Some may have wondered where they were, who they were, or maybe even managed to reach the level of wondering why they were who they were and where they where, but when Cylo Ferris woke up without any recollection of the who's, what's, when's, where's, why's, and how's of his existence, the only thing on his mind was that he was spectacularly hungry.
And so, without worrying where exactly he was, he stumbled around in the dark, and without wondering exactly whose hands he had at the ends of the arms that seemed to branch from his shoulders (and so on), he reached them out in front of him to search for something to eat.
It was around this time that he realized something was amiss. He couldn't see a thing in this blackness, but he had always had extraordinary night-sight. Except, no, he hadn't, because that was the sort of thing someone who knew who they were remembered, and he didn't know who he was. So, without thinking any further on the subject, he dismissed the thought and chalked up the lack of sight up to having terrible night vision and the stray thought that denied this to the fact that right about now, he would just really like to have better eyes.
Of course, when his eyes began to hurt and he tried to blink, only to realize they were already shut, he was made quite aware of the fact that having bad eyes had much less to do with things than having closed eyes. So, feeling a little on the foolish side, he opened what he presumed to be his eyes and tried this 'looking around' business once more.
What he saw was pretty unremarkable, but more importantly, not a buffet table. Or even a kitchen. Or anything remotely resembling a food-storage facility. There was a very small chance that he might find an old sandwich stuffed somewhere ridiculous and housing an advanced society of mold-people, or maybe a half-melted candy bar in some hidden nook (or cranny), but he didn't bother getting his hopes up. He had a strange feeling that this dimly-lit room would be pretty immaculate, and an even stranger feeling that it was his room.
* * *
A strangely easy time was spent finding his way out of the room, through a hall, down some stairs, past an ornate front door, and into a kitchen. Strange because, though his eyes were now open, it was still very dark, and yet he did not stumble or falter or fall flat on his face even once.
But he was, honestly, too happy to be in the presence of food to question his uncanny ability to know things he didn't know.
Like the fact that he would have to pull upward as well as outward to open to door of the stainless steel behemoth that was the refrigerator in this place. Or that the cheese had gone bad a few days ago. Or, most importantly, that there was a particularly delicious sandwich hiding behind a wine bottle just there in the bottom bit. No, to the left a little. Yes, that one.
He had just managed to slide said sandwich from it's frigid home when the bright lights in the kitchen turned on, causing him to first close his eyes in pain and drop his sandwich, and then open them in a squinty manner and fumble for the dropped sandwich.

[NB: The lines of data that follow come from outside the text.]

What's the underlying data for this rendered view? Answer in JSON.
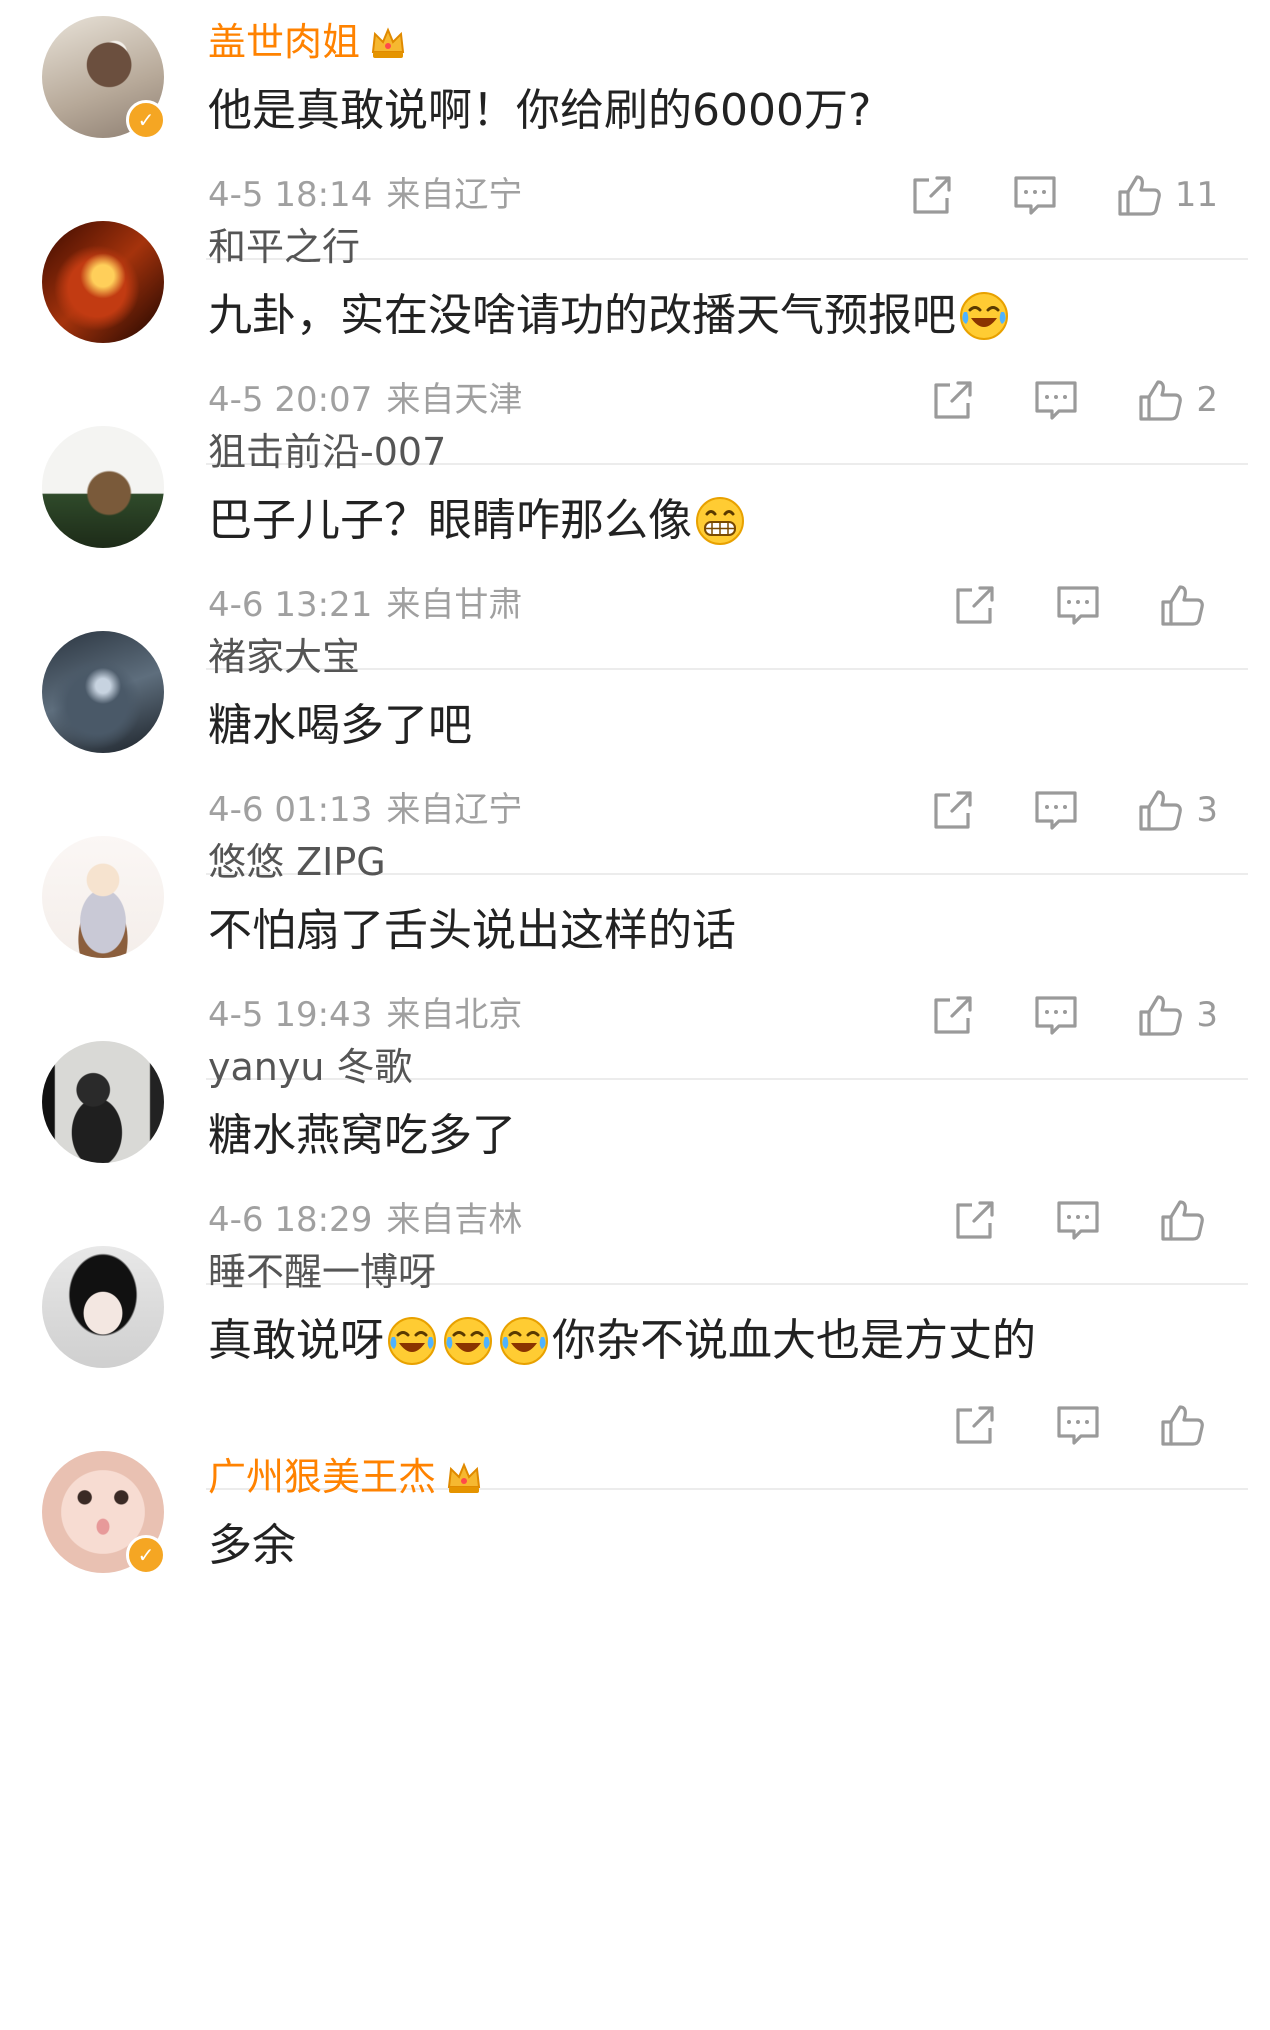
{
  "colors": {
    "vip_name": "#ff8200",
    "name": "#555555",
    "content": "#222222",
    "meta": "#a0a0a0",
    "icon": "#9a9a9a"
  },
  "comments": [
    {
      "username": "盖世肉姐",
      "vip": true,
      "verified": true,
      "crown": true,
      "segments": [
        {
          "t": "text",
          "v": "他是真敢说啊！你给刷的6000万?"
        }
      ],
      "time": "4-5 18:14",
      "location": "来自辽宁",
      "likes": "11"
    },
    {
      "username": "和平之行",
      "vip": false,
      "verified": false,
      "crown": false,
      "segments": [
        {
          "t": "text",
          "v": "九卦，实在没啥请功的改播天气预报吧"
        },
        {
          "t": "emoji",
          "v": "laugh-cry-emoji"
        }
      ],
      "time": "4-5 20:07",
      "location": "来自天津",
      "likes": "2"
    },
    {
      "username": "狙击前沿-007",
      "vip": false,
      "verified": false,
      "crown": false,
      "segments": [
        {
          "t": "text",
          "v": "巴子儿子？眼睛咋那么像"
        },
        {
          "t": "emoji",
          "v": "grin-emoji"
        }
      ],
      "time": "4-6 13:21",
      "location": "来自甘肃",
      "likes": ""
    },
    {
      "username": "褚家大宝",
      "vip": false,
      "verified": false,
      "crown": false,
      "segments": [
        {
          "t": "text",
          "v": "糖水喝多了吧"
        }
      ],
      "time": "4-6 01:13",
      "location": "来自辽宁",
      "likes": "3"
    },
    {
      "username": "悠悠 ZIPG",
      "vip": false,
      "verified": false,
      "crown": false,
      "segments": [
        {
          "t": "text",
          "v": "不怕扇了舌头说出这样的话"
        }
      ],
      "time": "4-5 19:43",
      "location": "来自北京",
      "likes": "3"
    },
    {
      "username": "yanyu 冬歌",
      "vip": false,
      "verified": false,
      "crown": false,
      "segments": [
        {
          "t": "text",
          "v": "糖水燕窝吃多了"
        }
      ],
      "time": "4-6 18:29",
      "location": "来自吉林",
      "likes": ""
    },
    {
      "username": "睡不醒一博呀",
      "vip": false,
      "verified": false,
      "crown": false,
      "segments": [
        {
          "t": "text",
          "v": "真敢说呀"
        },
        {
          "t": "emoji",
          "v": "laugh-cry-emoji"
        },
        {
          "t": "emoji",
          "v": "laugh-cry-emoji"
        },
        {
          "t": "emoji",
          "v": "laugh-cry-emoji"
        },
        {
          "t": "text",
          "v": "你杂不说血大也是方丈的"
        }
      ],
      "time": "",
      "location": "",
      "likes": ""
    },
    {
      "username": "广州狠美王杰",
      "vip": true,
      "verified": true,
      "crown": true,
      "segments": [
        {
          "t": "text",
          "v": "多余"
        }
      ],
      "time": "",
      "location": "",
      "likes": ""
    }
  ]
}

Eyes watering from the sudden change in lighting, he grabbed the sandwich with both hands and pointed it at the entrance to the kitchen as if it were some sort of pickle-firing weapon. And then he waited, for his eyes to adjust or for the intruder to make a move.
A long silence was broken by a sigh, a sigh that came from a face that looked a mixture of incredulous and weary, a face that belonged to a woman, a woman of perhaps four point five decades. And four point five decades that had been incredibly kind to her, apparently, because she was very well-preserved, to use the most modest term. And while this woman is enormously important to the story in later stages, right now the only thing that mattered was what she said after the aforementioned sigh.
"Cylo, you need to stop getting up so late to eat. I thought someone broke in," said the woman, in exasperated tones. "And what on earth are you doing with that sandwich? I don't know how I ended up raising a lunatic like this."
And then it all came back to him. He was Cylo Ferris, a mild-mannered highschool senior. This was his house, his kitchen, his sandwich, his mother, and he had just woken up in the middle of the night, in his room, because he was hungry. He had no explanation for why his memory had gone kaput momentarily, and frankly, thinking about it gave him a headache.
So he didn't.
"Sorry mom, I'll try to be more quiet next time," he said, lowering the threatening sandwich. The sheepish smile on his face gave him the perfect image of a loving son who was truly sorry for waking his mother.
For good measure, he traversed the length of the kitchen and gave the woman a warm hug. She seemed surprised by the gesture, but accepted and returned it. A hint of... guilt, perhaps? passed across her features, but Cylo was currently too busy with his embrace to notice her face.
He was just happy to be home.